**Entries shown**
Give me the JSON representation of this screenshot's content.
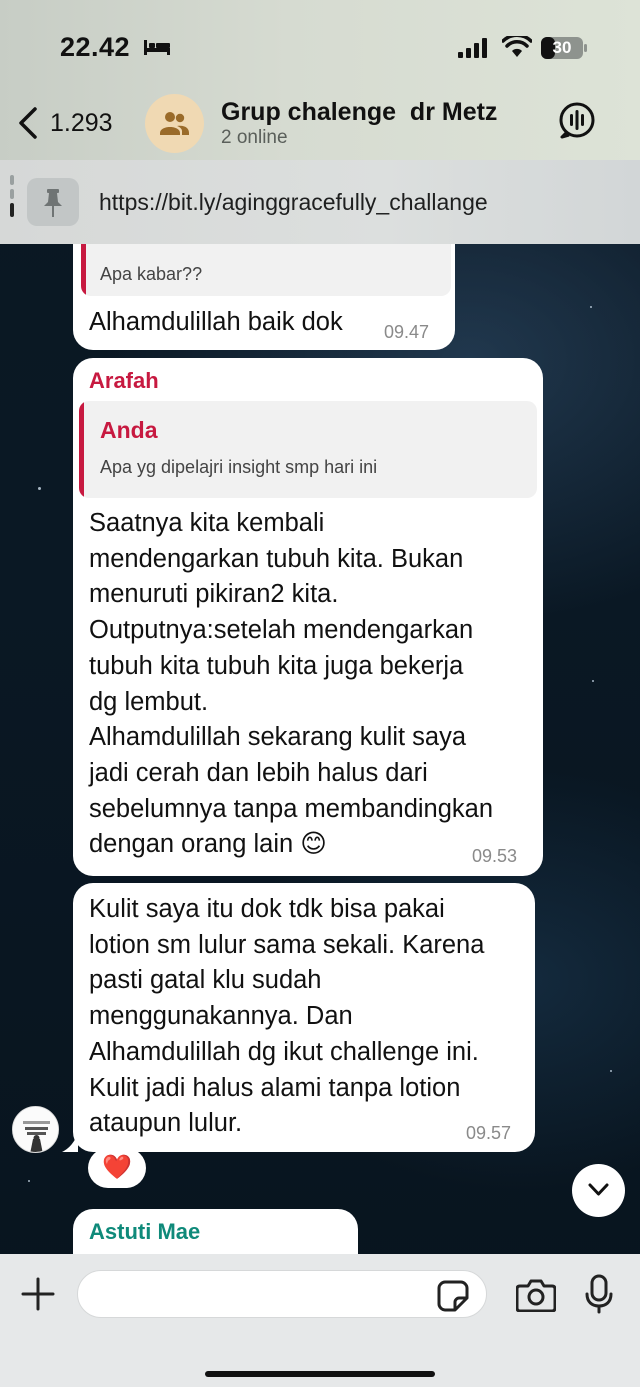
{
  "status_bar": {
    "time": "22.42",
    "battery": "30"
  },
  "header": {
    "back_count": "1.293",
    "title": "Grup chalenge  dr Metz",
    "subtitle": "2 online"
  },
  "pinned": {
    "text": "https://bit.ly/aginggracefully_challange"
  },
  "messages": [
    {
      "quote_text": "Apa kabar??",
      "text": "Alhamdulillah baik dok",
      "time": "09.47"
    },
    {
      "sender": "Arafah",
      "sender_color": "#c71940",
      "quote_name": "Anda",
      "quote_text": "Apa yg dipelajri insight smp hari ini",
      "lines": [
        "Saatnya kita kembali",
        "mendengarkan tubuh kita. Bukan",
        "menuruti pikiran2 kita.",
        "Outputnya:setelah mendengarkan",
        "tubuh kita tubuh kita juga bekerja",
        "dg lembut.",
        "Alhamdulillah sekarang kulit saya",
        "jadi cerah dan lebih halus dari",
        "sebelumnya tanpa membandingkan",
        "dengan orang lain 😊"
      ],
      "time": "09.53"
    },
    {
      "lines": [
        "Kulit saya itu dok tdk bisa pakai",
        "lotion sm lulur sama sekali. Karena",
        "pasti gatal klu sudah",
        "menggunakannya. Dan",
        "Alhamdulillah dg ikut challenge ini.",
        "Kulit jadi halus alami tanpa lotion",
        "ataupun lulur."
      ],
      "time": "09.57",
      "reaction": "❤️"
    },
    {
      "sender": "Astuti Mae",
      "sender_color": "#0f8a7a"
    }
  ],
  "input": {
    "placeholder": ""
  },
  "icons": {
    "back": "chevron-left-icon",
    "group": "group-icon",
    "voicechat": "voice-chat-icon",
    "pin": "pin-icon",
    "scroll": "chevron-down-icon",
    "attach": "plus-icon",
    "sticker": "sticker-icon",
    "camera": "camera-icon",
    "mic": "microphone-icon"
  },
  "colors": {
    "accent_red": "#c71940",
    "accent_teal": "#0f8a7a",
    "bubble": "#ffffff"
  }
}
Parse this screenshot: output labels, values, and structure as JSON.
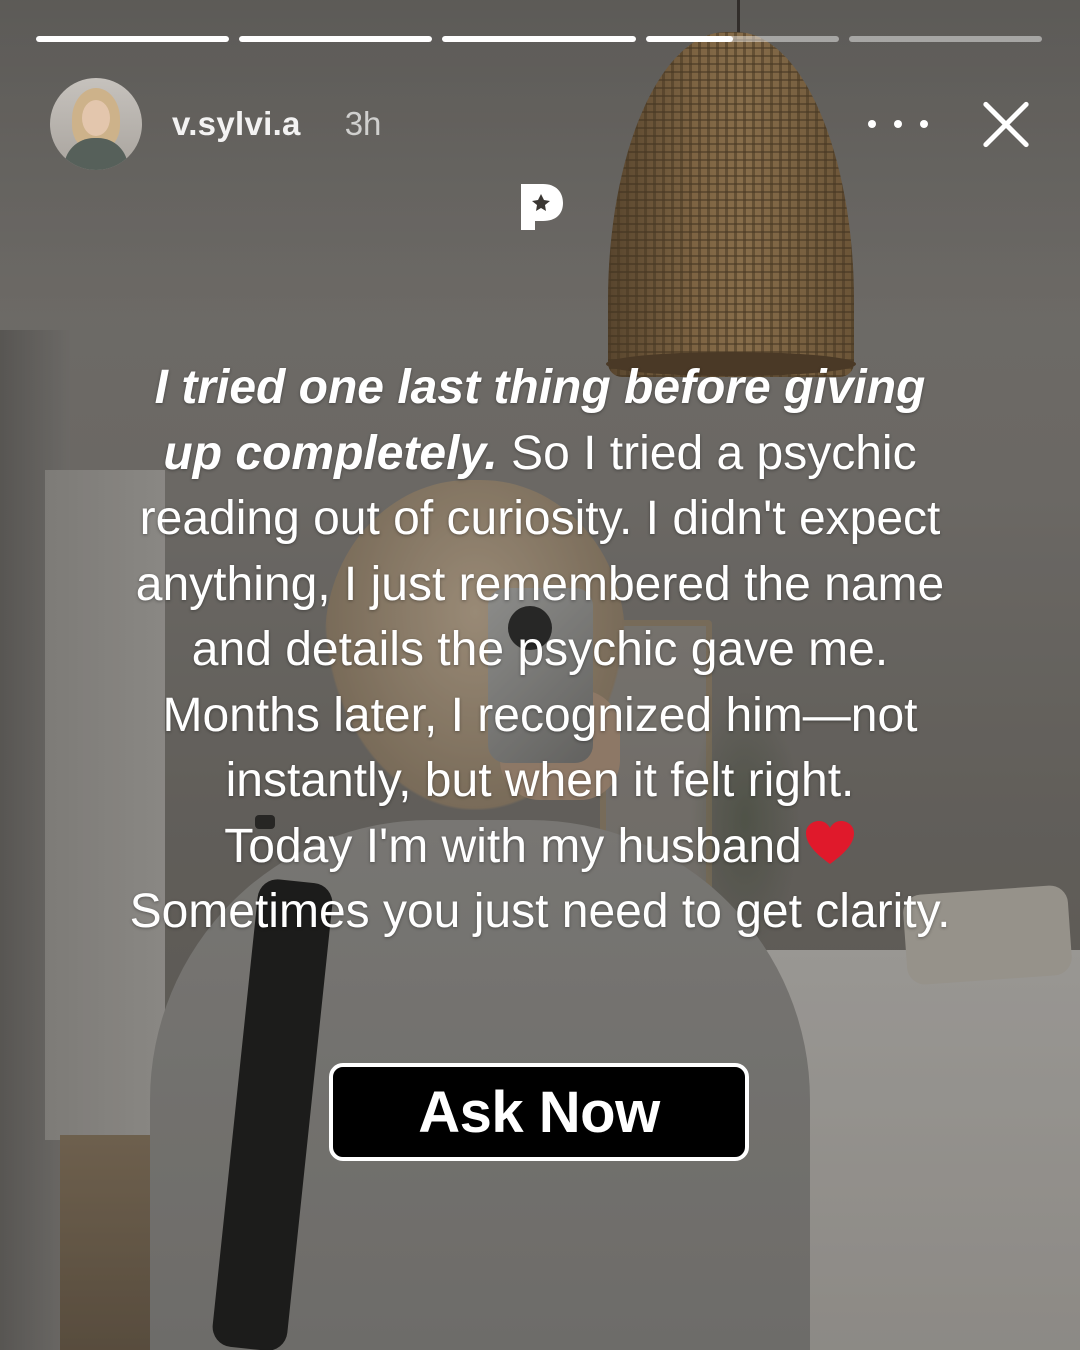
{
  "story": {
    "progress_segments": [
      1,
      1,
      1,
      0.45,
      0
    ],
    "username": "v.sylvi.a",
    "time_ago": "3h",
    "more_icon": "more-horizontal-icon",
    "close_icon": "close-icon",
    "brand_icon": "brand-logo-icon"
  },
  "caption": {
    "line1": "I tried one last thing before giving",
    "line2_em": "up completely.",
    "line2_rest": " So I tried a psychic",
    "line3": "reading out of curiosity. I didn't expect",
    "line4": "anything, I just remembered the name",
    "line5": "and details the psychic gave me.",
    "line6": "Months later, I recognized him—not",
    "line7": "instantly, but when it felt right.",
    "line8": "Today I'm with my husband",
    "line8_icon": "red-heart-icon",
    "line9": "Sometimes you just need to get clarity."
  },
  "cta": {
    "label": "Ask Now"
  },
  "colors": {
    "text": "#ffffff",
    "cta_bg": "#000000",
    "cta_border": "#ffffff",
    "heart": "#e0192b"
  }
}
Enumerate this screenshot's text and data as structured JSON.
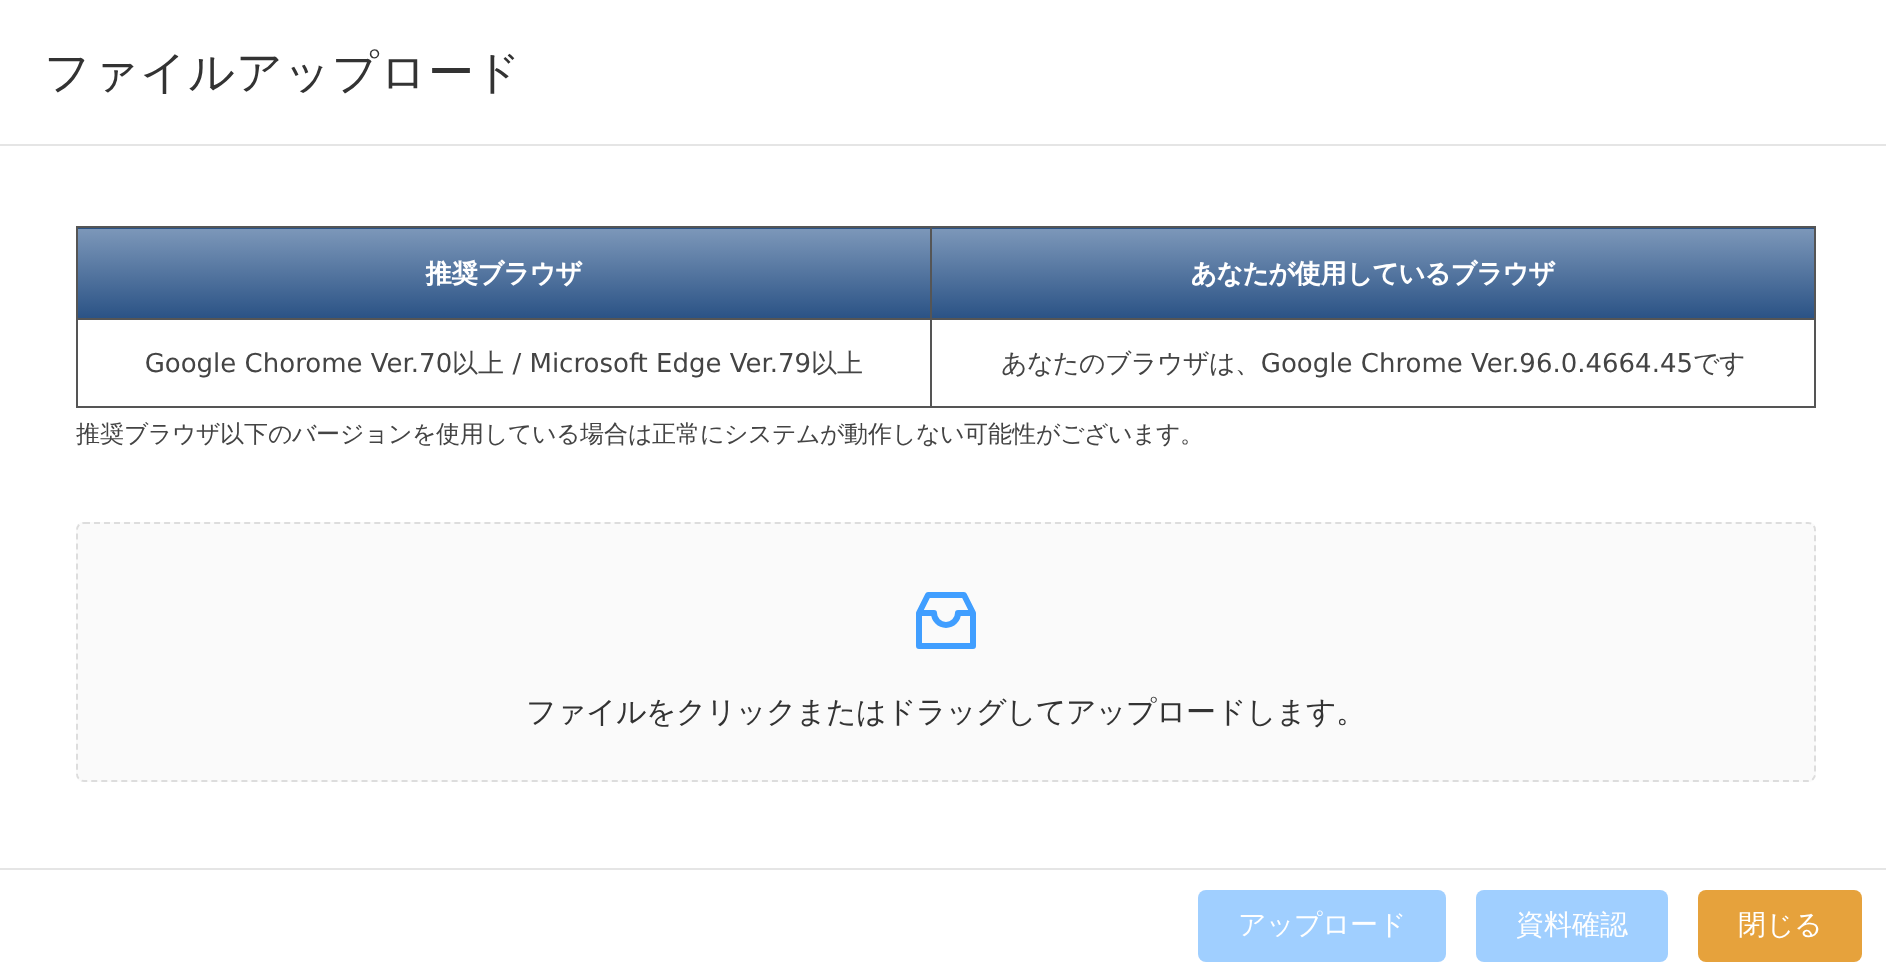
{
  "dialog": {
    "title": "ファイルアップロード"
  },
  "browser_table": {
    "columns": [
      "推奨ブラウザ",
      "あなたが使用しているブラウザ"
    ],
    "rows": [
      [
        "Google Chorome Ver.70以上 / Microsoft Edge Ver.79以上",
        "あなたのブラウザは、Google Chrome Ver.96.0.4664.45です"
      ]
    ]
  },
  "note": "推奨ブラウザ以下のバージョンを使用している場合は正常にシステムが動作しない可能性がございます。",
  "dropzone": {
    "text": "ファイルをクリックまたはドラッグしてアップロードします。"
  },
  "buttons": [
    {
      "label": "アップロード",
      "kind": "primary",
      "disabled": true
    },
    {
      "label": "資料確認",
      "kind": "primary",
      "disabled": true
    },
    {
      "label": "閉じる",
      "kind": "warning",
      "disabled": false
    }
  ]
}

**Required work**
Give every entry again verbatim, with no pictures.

**Response**
Give me the JSON representation of this screenshot's content.
{
  "status_bar": {
    "time": "22.42",
    "battery": "30"
  },
  "header": {
    "back_count": "1.293",
    "title": "Grup chalenge  dr Metz",
    "subtitle": "2 online"
  },
  "pinned": {
    "text": "https://bit.ly/aginggracefully_challange"
  },
  "messages": [
    {
      "quote_text": "Apa kabar??",
      "text": "Alhamdulillah baik dok",
      "time": "09.47"
    },
    {
      "sender": "Arafah",
      "sender_color": "#c71940",
      "quote_name": "Anda",
      "quote_text": "Apa yg dipelajri insight smp hari ini",
      "lines": [
        "Saatnya kita kembali",
        "mendengarkan tubuh kita. Bukan",
        "menuruti pikiran2 kita.",
        "Outputnya:setelah mendengarkan",
        "tubuh kita tubuh kita juga bekerja",
        "dg lembut.",
        "Alhamdulillah sekarang kulit saya",
        "jadi cerah dan lebih halus dari",
        "sebelumnya tanpa membandingkan",
        "dengan orang lain 😊"
      ],
      "time": "09.53"
    },
    {
      "lines": [
        "Kulit saya itu dok tdk bisa pakai",
        "lotion sm lulur sama sekali. Karena",
        "pasti gatal klu sudah",
        "menggunakannya. Dan",
        "Alhamdulillah dg ikut challenge ini.",
        "Kulit jadi halus alami tanpa lotion",
        "ataupun lulur."
      ],
      "time": "09.57",
      "reaction": "❤️"
    },
    {
      "sender": "Astuti Mae",
      "sender_color": "#0f8a7a"
    }
  ],
  "input": {
    "placeholder": ""
  },
  "icons": {
    "back": "chevron-left-icon",
    "group": "group-icon",
    "voicechat": "voice-chat-icon",
    "pin": "pin-icon",
    "scroll": "chevron-down-icon",
    "attach": "plus-icon",
    "sticker": "sticker-icon",
    "camera": "camera-icon",
    "mic": "microphone-icon"
  },
  "colors": {
    "accent_red": "#c71940",
    "accent_teal": "#0f8a7a",
    "bubble": "#ffffff"
  }
}
Parse this screenshot: output labels, values, and structure as JSON.
{
  "story": {
    "progress_segments": [
      1,
      1,
      1,
      0.45,
      0
    ],
    "username": "v.sylvi.a",
    "time_ago": "3h",
    "more_icon": "more-horizontal-icon",
    "close_icon": "close-icon",
    "brand_icon": "brand-logo-icon"
  },
  "caption": {
    "line1": "I tried one last thing before giving",
    "line2_em": "up completely.",
    "line2_rest": " So I tried a psychic",
    "line3": "reading out of curiosity. I didn't expect",
    "line4": "anything, I just remembered the name",
    "line5": "and details the psychic gave me.",
    "line6": "Months later, I recognized him—not",
    "line7": "instantly, but when it felt right.",
    "line8": "Today I'm with my husband",
    "line8_icon": "red-heart-icon",
    "line9": "Sometimes you just need to get clarity."
  },
  "cta": {
    "label": "Ask Now"
  },
  "colors": {
    "text": "#ffffff",
    "cta_bg": "#000000",
    "cta_border": "#ffffff",
    "heart": "#e0192b"
  }
}
Enumerate this screenshot's text and data as structured JSON.
{
  "dialog": {
    "title": "ファイルアップロード"
  },
  "browser_table": {
    "columns": [
      "推奨ブラウザ",
      "あなたが使用しているブラウザ"
    ],
    "rows": [
      [
        "Google Chorome Ver.70以上 / Microsoft Edge Ver.79以上",
        "あなたのブラウザは、Google Chrome Ver.96.0.4664.45です"
      ]
    ]
  },
  "note": "推奨ブラウザ以下のバージョンを使用している場合は正常にシステムが動作しない可能性がございます。",
  "dropzone": {
    "text": "ファイルをクリックまたはドラッグしてアップロードします。"
  },
  "buttons": [
    {
      "label": "アップロード",
      "kind": "primary",
      "disabled": true
    },
    {
      "label": "資料確認",
      "kind": "primary",
      "disabled": true
    },
    {
      "label": "閉じる",
      "kind": "warning",
      "disabled": false
    }
  ]
}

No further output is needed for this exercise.